  • Once you have run your search statement, view results by "search terms in context" (the drop-down menu at the top of the screen) so you can quickly through the cases containing your search terms. This method of searching is imprecise, so, for example, cases discussing the Child and Family Services Act and mentioning "17" in any other context will also appear in your search results (e.g., paragraph 17, September 17, section 172, etc.). Therefore, you will need to scan through all your results to find cases right on point.

Hints & Tips:

Remember that specific section numbers will change with every new revised statutes edition. To access historical information, you must consult an older edition of revised statutes to ascertain the previous section numbers used.

Quicklaw is sensitive to spaces. As a general rule, do not enter "s" (for "section"). Simply enter the section numbers as in the examples above.

Example:

Find cases judicially considering section 15 of the Canadian Charter of Rights and Freedoms.

1. Choose the full Text Case Law Database which is Most Relevant to Your Statute:

  • Given that the Charter is a federal statute,  use the default database under the "Cases" tab - "All Canadian Court Cases."

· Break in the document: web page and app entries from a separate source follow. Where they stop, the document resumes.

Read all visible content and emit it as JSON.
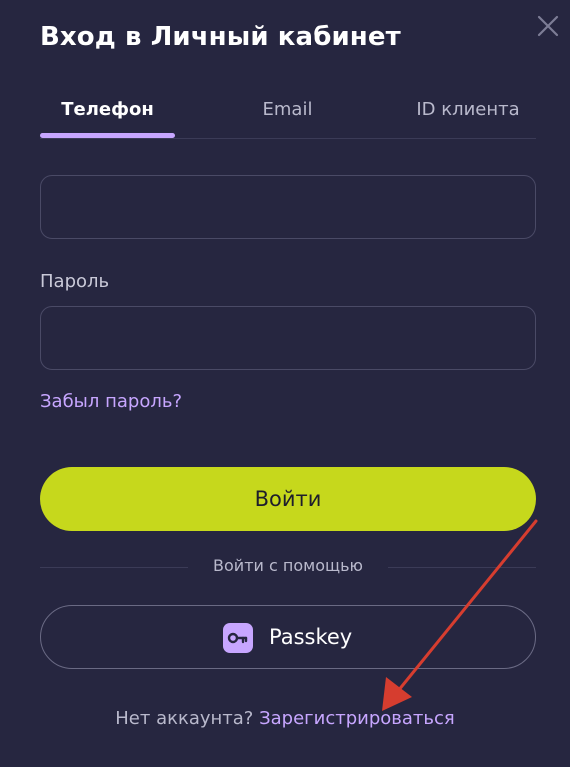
{
  "title": "Вход в Личный кабинет",
  "tabs": [
    {
      "label": "Телефон",
      "active": true
    },
    {
      "label": "Email",
      "active": false
    },
    {
      "label": "ID клиента",
      "active": false
    }
  ],
  "phone_field": {
    "value": "",
    "placeholder": ""
  },
  "password": {
    "label": "Пароль",
    "value": "",
    "placeholder": ""
  },
  "forgot_password": "Забыл пароль?",
  "login_button": "Войти",
  "alt_login": {
    "divider": "Войти с помощью",
    "passkey_label": "Passkey",
    "passkey_icon": "key-icon"
  },
  "footer": {
    "question": "Нет аккаунта?",
    "register_link": "Зарегистрироваться"
  },
  "colors": {
    "background": "#262640",
    "accent_lime": "#c6d81c",
    "accent_purple": "#c7a6ff",
    "annotation_arrow": "#d63d2f"
  }
}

2. Construct a Search Statement:

  • Search by section number: charter /2 rights /10 15!
  • Search by distinctive words: charter /2 rights /20 equality discrimination

3. Browse Through Search Results:

  • View results by "search terms in context" (the drop-down menu at the top of the screen) so you can quickly through the cases containing your search terms.

4. Consider more terms when searching for common statutes and sections:

  • Section 15 of the Charter has been litigated many times. In order to retrieve a manageable number of cases, consider adding further search terms reflecting the context that you are interested in. For example, is it a case of discrimination in the workplace? Is it case of discrimination because of gender? etc. Add these types of words to your search.

Last Updated: 13 February 2014